In just one decade, Southeast Asia has seen a massive increase in tourism. Leaving behind a small slice of our holiday spend to benefit local communities is not a bad thing to try to do.
Cambodia is a country you can visit and leave behind a worthwhile contribution to the welfare of people who live there.
Capital Phnom Penh is a mind blowing mix of utter poverty, gleaming new expensive 4×4’s, sanctuary for paedophiles to carry out their disgusting abuse, overloaded scooters doing battle with tuck tucks and while I was there even Monks being arrested for drug offences.
Hidden away at the edge of the Military Hospital is the Happy Tree orphanage caring for HIV positive children. It survives on charitable donations and an international charity Pack For A Purpose is part of that support.

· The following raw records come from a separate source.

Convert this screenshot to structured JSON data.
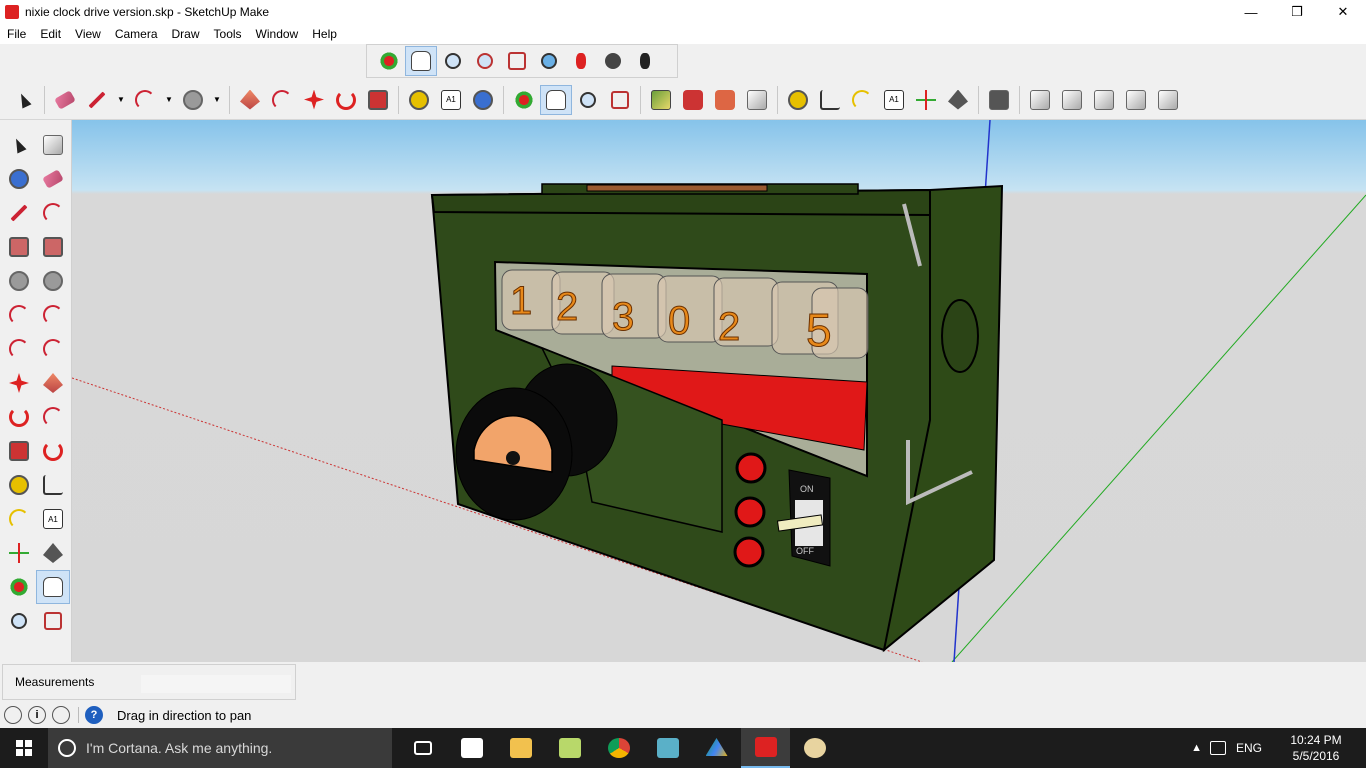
{
  "window": {
    "title": "nixie clock drive version.skp - SketchUp Make",
    "minimize": "—",
    "restore": "❒",
    "close": "✕"
  },
  "menu": [
    "File",
    "Edit",
    "View",
    "Camera",
    "Draw",
    "Tools",
    "Window",
    "Help"
  ],
  "toolbar": {
    "floating_tools": [
      "orbit-icon",
      "pan-icon",
      "zoom-icon",
      "zoom-window-icon",
      "zoom-extents-icon",
      "position-camera-icon",
      "walk-icon",
      "look-around-icon",
      "footprints-icon"
    ],
    "main_tools": [
      "select-icon",
      "eraser-icon",
      "pencil-icon",
      "arc-icon",
      "circle-icon",
      "push-pull-icon",
      "follow-me-icon",
      "move-icon",
      "rotate-icon",
      "scale-icon",
      "tape-icon",
      "text-icon",
      "paint-icon",
      "orbit-icon",
      "pan-icon",
      "zoom-icon",
      "zoom-extents-icon",
      "map-icon",
      "warehouse-icon",
      "extension-icon",
      "share-icon",
      "tape-icon",
      "dimension-icon",
      "protractor-icon",
      "text-icon",
      "axes-icon",
      "3d-text-icon",
      "section-icon",
      "view-iso-icon",
      "view-top-icon",
      "view-front-icon",
      "view-right-icon",
      "view-back-icon"
    ]
  },
  "text_tool_label": "A1",
  "viewport": {
    "nixie_digits": [
      "1",
      "2",
      "3",
      "0",
      "2",
      "5"
    ],
    "switch_on": "ON",
    "switch_off": "OFF"
  },
  "measurements": {
    "label": "Measurements",
    "value": ""
  },
  "status": {
    "help_icon": "?",
    "info_icon": "i",
    "message": "Drag in direction to pan"
  },
  "taskbar": {
    "search_placeholder": "I'm Cortana. Ask me anything.",
    "language": "ENG",
    "time": "10:24 PM",
    "date": "5/5/2016"
  },
  "colors": {
    "sky": "#86c3ea",
    "ground": "#d7d7d7",
    "case_green": "#2f4a1a",
    "accent_red": "#e01818",
    "nixie_orange": "#e8891a",
    "dial_peach": "#f2a46a"
  }
}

We can all get involved and I can promise your donations really make a difference.
I arranged to visit Happy Tree and with my wife Janet transported books, pencils, world maps and others slices of school life paraphernalia to this most uplifting example of care and love. Medicine is expensive but this small unit has saved the lives of hundreds of sick children. Happy Tree on the week of our visit was proud to announce their first ever University graduate. She will become a pharmacist. The orphanage school was just wonderful and no money in the world could have bought the smiles I saw.
Pack For A Purpose is involved in charitable projects worldwide and the idea is that we use space in our suitcase for items like school teaching essentials. For more information. email@example.com. http://www.packforapurpose.org/destinations/
Cambodia has a recent dark past and you will need a strong stomach to visit the killing fields on the outskirts of Phnom Penh or the school building called S-21 used by the Khmer Rouge to torture and kills thousands. The middle classes seen as a threat to the Regime were shown no mercy. Wearing glasses could mean death. During Khmer Rouge rule from 1975 to 1979 it is estimated 1.7 million people were killed. In modern times only 3% of the population is aged between 60 and 70 – a lost generation.
At the centre of those dark days was a hotel now called Raffles Le Royal. Scottish medical staff used the building to provide the final source of treatment before the Khmer Rouge and its soldiers started to clear the City.
After the hustle and bustle of visiting maybe, the organised chaos of market life this is a true sanctuary. Fantastic colonial style building with a huge splash of Art Deco thrown in. It has been graced by the good and the great of years gone by. Somerset Maugham, Charlie Chaplin, and Jacqueline Kennedy among them. The hotels Femme Fatale cocktail is name after her.
The hotel supports the Pack For A Purpose charity and members of the British staff teach English at the Happy Tree orphanage. If your suitcase was too full, they will help you choose and buy school equipment locally.
Unreported World on Channel 4 gave us all a real sense of those terrible Khmer Rouge times last week. (Find the programme on catch up. First, broadcast April 24th). Reporter, the excellent Krishnan Guru-Murthy, says it is the most moving assignment he has ever worked on. Says something for an experienced journalist like Krishnan.
It featured It’s Not a Dream a top rated reality TV show made in Phnom Penh. The programme mission is to reunite families separated by the Khmer Rouge. Not only did they get together sisters who had not seen each other for 40 years but had found their mother too. A must watch show which perhaps helps explain the resilience of the people of Cambodia
I loved its capital city and Happy Tree. I think you will too.